Motive Sought in Shooting of Two D.C. Teens
Wednesday, June 1, 2005
D.C. police said a dispute at a go-go club could have led to a shooting Monday night in Northwest Washington that killed one teenager and wounded another.
The drive-by shooting occurred in the long-troubled Sursum Corda housing complex, off North Capitol Street, where a 14-year-old girl was killed last year. The shooting unnerved some residents, who said a crackdown on violent crime and drug-dealing had begun to make them feel safer.
Two people in a vehicle opened fire about 8:50 p.m. in the 1100 block of First Place NW, police said. The two teenagers were among dozens of people standing around, some near an ice cream truck, enjoying the end of the holiday weekend.
Children began screaming and crying, and some parents began shouting for their children to take cover, according to witnesses. The two gunshot victims ran down the street before collapsing.
Police identified the dead youth as Andre Belton, 17, of the 4400 block of 23rd Parkway in Temple Hills. Friends said he was a senior at Oxon Hill High School. The name of the other youth, who is 15, was not released because he is a witness. He was treated at a hospital and released.
Police said they were investigating various possible motives for the attack, including a tip that it might have stemmed from a dispute at a go-go club in Northeast Washington.
"Right now, we're hearing multiple reasons why this happened," said Cmdr. Thomas McGuire of the 1st Police District.
One neighbor, who would not give her name because, she said, she was concerned about her family's safety, said the shooting may have been a result of disputes between neighborhood groups at go-go clubs Saturday and Monday. But she said the two youths who were shot did not go the clubs either night.
The neighbor said she saw a white van pull up to the corner just before the shooting. A man dressed in black stepped out of the sliding door and opened fire, she said.

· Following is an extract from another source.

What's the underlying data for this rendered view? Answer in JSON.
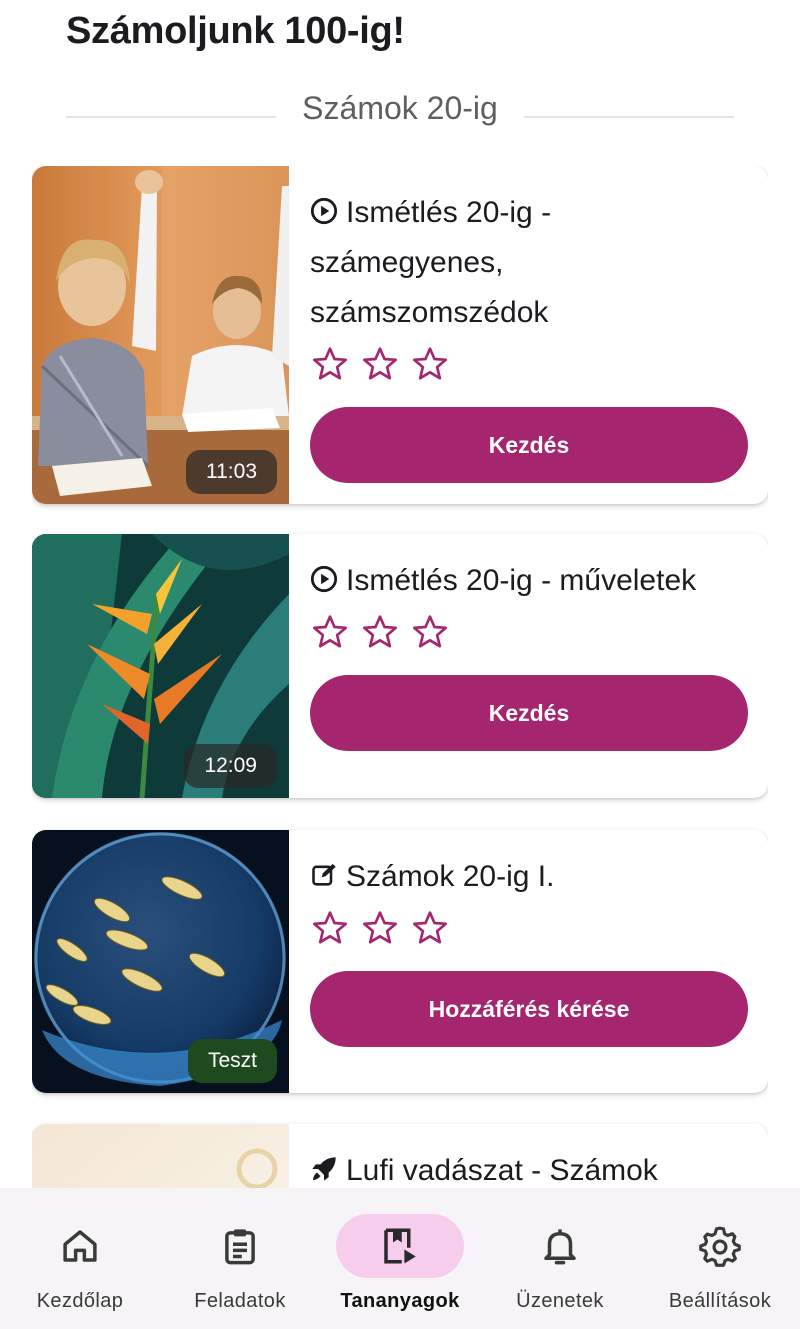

The shooting represented a setback for neighbors who said they had begun to feel comfortable letting their children play outdoors because of the crackdown that began after the January 2004 slaying of Jahkema Princess Hansen. Until Monday, she was the last person killed in the complex. Police officials have said they made more than 300 arrests since early last year for narcotics violations and other charges.
"We've been able to sit in front of our house, but now I don't know," Jewell Cade said.
Cade said she was in her living room with her 4-month-old grandson and a 14-year-old nephew when a bullet pierced the front door and lodged in the wall.
"It's frightening. There were so many shots," she said.
Neighbors said the 17-year-old victim often came to visit his father in the area and hang out with friends. They described him as very quiet. They said he and the wounded 15-year-old, who lives in the area, were not troublemakers.